|International Classification||G01R31/36, H01M16/00, H01M6/50|
|Cooperative Classification||Y10S320/21, H01M16/00, G01R31/3686, H01M6/5044|
|Jun 24, 1993||AS||Assignment|
Owner name: DURACELL INC.
Free format text: ASSIGNMENT OF ASSIGNORS INTEREST;ASSIGNOR:KUO, HAN C.;REEL/FRAME:006589/0074
Effective date: 19910924
|Mar 21, 1997||FPAY||Fee payment|
Year of fee payment: 4
|Apr 4, 2001||FPAY||Fee payment|
Year of fee payment: 8
|Aug 20, 2002||AS||Assignment|
Owner name: GILLETTE COMPANY, THE, MASSACHUSETTS
Free format text: MERGER;ASSIGNOR:DURACELL INC.;REEL/FRAME:013158/0413
Effective date: 19981120

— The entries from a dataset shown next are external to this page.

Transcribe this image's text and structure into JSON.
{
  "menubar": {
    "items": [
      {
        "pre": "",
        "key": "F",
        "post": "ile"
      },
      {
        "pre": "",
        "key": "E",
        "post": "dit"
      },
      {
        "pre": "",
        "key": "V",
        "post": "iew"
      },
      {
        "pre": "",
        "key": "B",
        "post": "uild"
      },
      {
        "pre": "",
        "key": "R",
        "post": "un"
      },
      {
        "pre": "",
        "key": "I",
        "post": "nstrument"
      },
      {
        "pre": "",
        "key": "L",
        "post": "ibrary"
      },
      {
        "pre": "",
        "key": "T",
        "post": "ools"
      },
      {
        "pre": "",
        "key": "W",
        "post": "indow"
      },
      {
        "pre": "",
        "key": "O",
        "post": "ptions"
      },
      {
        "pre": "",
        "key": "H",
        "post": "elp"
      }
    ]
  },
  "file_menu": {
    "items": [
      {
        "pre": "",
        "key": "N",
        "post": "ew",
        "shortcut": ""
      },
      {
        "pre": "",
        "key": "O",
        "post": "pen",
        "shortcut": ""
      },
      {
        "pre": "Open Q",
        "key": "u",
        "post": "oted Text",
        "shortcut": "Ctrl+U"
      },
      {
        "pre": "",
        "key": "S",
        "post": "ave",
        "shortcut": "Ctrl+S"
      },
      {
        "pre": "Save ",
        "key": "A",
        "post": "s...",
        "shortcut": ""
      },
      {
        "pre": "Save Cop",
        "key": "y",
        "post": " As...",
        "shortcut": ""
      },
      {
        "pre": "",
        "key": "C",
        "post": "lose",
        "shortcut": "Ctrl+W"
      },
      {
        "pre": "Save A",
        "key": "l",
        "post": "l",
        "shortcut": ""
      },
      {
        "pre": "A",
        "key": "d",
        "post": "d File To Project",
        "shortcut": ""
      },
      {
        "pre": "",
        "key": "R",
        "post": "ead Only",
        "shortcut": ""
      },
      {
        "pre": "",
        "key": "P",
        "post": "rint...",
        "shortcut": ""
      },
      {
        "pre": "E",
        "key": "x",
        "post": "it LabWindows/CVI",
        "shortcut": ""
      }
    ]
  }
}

|Apr 5, 2005||FPAY||Fee payment|
Year of fee payment: 12